THE TASK
Retype each record exactly.

DATA FOR REVIEW
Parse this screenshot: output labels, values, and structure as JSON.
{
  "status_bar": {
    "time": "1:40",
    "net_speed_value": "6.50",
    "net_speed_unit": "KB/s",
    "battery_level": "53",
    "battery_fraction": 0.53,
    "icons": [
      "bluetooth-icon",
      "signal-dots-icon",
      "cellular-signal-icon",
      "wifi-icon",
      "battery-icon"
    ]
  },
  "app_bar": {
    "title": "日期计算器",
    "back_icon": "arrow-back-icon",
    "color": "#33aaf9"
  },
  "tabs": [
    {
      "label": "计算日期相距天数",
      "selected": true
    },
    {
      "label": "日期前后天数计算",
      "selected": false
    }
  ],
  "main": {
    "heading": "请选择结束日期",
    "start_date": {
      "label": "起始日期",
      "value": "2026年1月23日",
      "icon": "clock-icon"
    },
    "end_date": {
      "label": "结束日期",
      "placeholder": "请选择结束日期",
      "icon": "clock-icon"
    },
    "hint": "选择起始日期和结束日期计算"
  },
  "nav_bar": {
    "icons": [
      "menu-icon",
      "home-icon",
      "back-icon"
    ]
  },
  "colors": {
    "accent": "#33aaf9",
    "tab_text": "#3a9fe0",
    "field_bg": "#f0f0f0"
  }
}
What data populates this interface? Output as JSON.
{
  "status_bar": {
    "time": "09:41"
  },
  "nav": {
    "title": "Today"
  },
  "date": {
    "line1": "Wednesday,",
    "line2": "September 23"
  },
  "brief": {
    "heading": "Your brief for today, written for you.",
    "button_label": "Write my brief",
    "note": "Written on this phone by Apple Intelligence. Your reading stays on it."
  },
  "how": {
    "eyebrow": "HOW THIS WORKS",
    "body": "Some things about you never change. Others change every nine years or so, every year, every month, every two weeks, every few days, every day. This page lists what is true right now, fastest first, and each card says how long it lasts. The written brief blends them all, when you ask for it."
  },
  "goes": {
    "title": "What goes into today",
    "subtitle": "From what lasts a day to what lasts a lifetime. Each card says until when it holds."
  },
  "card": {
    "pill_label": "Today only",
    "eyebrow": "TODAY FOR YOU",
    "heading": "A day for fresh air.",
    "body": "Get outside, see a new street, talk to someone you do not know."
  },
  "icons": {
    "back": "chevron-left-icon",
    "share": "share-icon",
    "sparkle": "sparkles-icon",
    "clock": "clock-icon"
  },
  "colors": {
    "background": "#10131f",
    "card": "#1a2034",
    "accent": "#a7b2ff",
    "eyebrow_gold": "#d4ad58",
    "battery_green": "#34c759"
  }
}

ANSWER TO THE PROBLEM
Parse this screenshot: output labels, values, and structure as JSON.
{
  "status_bar": {
    "time": "1:40",
    "net_speed_value": "6.50",
    "net_speed_unit": "KB/s",
    "battery_level": "53",
    "battery_fraction": 0.53,
    "icons": [
      "bluetooth-icon",
      "signal-dots-icon",
      "cellular-signal-icon",
      "wifi-icon",
      "battery-icon"
    ]
  },
  "app_bar": {
    "title": "日期计算器",
    "back_icon": "arrow-back-icon",
    "color": "#33aaf9"
  },
  "tabs": [
    {
      "label": "计算日期相距天数",
      "selected": true
    },
    {
      "label": "日期前后天数计算",
      "selected": false
    }
  ],
  "main": {
    "heading": "请选择结束日期",
    "start_date": {
      "label": "起始日期",
      "value": "2026年1月23日",
      "icon": "clock-icon"
    },
    "end_date": {
      "label": "结束日期",
      "placeholder": "请选择结束日期",
      "icon": "clock-icon"
    },
    "hint": "选择起始日期和结束日期计算"
  },
  "nav_bar": {
    "icons": [
      "menu-icon",
      "home-icon",
      "back-icon"
    ]
  },
  "colors": {
    "accent": "#33aaf9",
    "tab_text": "#3a9fe0",
    "field_bg": "#f0f0f0"
  }
}
What data populates this interface? Output as JSON.
{
  "status_bar": {
    "time": "09:41"
  },
  "nav": {
    "title": "Today"
  },
  "date": {
    "line1": "Wednesday,",
    "line2": "September 23"
  },
  "brief": {
    "heading": "Your brief for today, written for you.",
    "button_label": "Write my brief",
    "note": "Written on this phone by Apple Intelligence. Your reading stays on it."
  },
  "how": {
    "eyebrow": "HOW THIS WORKS",
    "body": "Some things about you never change. Others change every nine years or so, every year, every month, every two weeks, every few days, every day. This page lists what is true right now, fastest first, and each card says how long it lasts. The written brief blends them all, when you ask for it."
  },
  "goes": {
    "title": "What goes into today",
    "subtitle": "From what lasts a day to what lasts a lifetime. Each card says until when it holds."
  },
  "card": {
    "pill_label": "Today only",
    "eyebrow": "TODAY FOR YOU",
    "heading": "A day for fresh air.",
    "body": "Get outside, see a new street, talk to someone you do not know."
  },
  "icons": {
    "back": "chevron-left-icon",
    "share": "share-icon",
    "sparkle": "sparkles-icon",
    "clock": "clock-icon"
  },
  "colors": {
    "background": "#10131f",
    "card": "#1a2034",
    "accent": "#a7b2ff",
    "eyebrow_gold": "#d4ad58",
    "battery_green": "#34c759"
  }
}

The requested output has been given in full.